Sovereignty and the internal market rule

Parliament’s website restates the traditional view of its sovereignty: “It makes Parliament the supreme legal authority in the UK, which can create or end any law.”

But many MPs disdain that ‘most important part of the UK constitution’.

Thus in 2006 MPs voted 318 to 136 against a clause allowing disapplication of EU laws, ‘notwithstanding the European Communities Act 1972’.

Our MP, Theresa May, voted on the right side, as directed by David Cameron.

However in 2008 he changed his mind and only 48 MPs, not including Mrs May, voted for a clause to defend the supremacy of Parliament.

Then again in 2011 when MPs were asked whether they wanted the words ‘The sovereignty of the United Kingdom Parliament in relation to EU law is hereby reaffirmed’ inserted into an Act only 39 MPs voted for it, with Mrs May one of 256 Tory MPs who voted against it.

But then in another reversal her own Chequers plan would have reserved the right of Parliament to reject EU rules.

The sovereignty of Parliament has since been reaffirmed in the Act to approve the EU Withdrawal Agreement, yet the same issue has now arisen again with the Internal Market Bill.

Surely it should be accepted that while it may not be wise for Parliament to authorise the violation of a treaty it cannot be ‘illegal’ under the law which matters most, that enacted by Parliament itself?


Belmont Park Avenue


The rule of ‘do as I say and not as I do’

Barnard Castle? The Internal Market Bill?

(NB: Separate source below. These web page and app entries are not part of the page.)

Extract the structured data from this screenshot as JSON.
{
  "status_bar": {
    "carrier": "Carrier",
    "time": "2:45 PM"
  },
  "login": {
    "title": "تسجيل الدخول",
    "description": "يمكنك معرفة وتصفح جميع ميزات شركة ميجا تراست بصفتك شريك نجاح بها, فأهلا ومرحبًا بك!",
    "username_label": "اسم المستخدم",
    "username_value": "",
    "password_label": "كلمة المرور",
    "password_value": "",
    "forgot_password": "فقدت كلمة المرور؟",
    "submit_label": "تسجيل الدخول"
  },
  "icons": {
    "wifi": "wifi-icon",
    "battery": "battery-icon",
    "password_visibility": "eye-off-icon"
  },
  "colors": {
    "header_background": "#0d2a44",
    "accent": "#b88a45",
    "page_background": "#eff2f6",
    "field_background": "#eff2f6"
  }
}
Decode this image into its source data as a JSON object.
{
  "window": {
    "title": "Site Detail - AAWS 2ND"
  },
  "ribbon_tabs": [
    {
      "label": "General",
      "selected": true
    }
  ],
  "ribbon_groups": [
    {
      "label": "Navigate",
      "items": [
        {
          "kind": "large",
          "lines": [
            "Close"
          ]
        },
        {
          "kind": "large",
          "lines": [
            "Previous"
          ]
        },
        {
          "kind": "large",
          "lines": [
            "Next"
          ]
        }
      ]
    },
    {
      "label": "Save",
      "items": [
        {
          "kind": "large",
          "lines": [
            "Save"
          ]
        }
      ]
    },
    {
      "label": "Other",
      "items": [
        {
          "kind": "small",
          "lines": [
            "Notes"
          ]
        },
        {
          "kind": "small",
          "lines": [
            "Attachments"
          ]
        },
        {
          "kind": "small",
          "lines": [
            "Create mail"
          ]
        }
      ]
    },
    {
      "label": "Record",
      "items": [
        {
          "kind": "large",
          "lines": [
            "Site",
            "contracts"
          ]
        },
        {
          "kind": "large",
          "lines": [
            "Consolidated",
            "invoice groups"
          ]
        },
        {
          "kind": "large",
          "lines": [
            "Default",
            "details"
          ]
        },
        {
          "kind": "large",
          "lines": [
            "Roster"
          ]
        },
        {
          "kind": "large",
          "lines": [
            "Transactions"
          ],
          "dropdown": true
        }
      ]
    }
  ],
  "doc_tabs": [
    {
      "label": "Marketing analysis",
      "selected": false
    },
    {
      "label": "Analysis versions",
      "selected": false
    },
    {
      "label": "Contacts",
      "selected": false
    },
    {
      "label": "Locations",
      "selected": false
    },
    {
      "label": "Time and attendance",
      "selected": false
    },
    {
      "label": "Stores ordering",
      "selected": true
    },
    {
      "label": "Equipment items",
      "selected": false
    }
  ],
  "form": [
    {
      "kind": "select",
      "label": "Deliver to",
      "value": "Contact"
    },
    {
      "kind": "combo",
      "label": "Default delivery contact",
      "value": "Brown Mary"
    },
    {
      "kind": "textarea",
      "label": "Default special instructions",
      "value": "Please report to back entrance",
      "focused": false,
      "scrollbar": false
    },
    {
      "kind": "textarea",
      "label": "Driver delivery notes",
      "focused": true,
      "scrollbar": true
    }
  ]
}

If the Prime Minister and Dominic Cummings don’t care about the law, how can they expect the British people to obey their ‘Rule of Six’ law?



A rhyme for these times

Wild animals were taken, to the market for baking.

Coronavirus was there and now it is here.

People who were old, are now very cold.

Lockdowns got imposed, many attractions were closed.

It’s not all bad, time to be had.

This will suit some, less travelling to be done.

Less noise from planes, and quieter road lanes.

Working from home, relying on the phone.

Improves the work life balance, but it can be a challenge.

Enjoy the countryside, with loved ones by your side.

No holiday where its sunny, but it saves your money.

Local trade is thriving, pollution is diving.

Reduce your carbon footprint, helps save the planet.

Climate to manage, take up the challenge.

We must not shun, this chance to get it done:

Nature we must chose, we must not abuse.



Leave your comment

Share your opinions on

Characters left: 1500

Editor's Picks

Most read

Top Ten Articles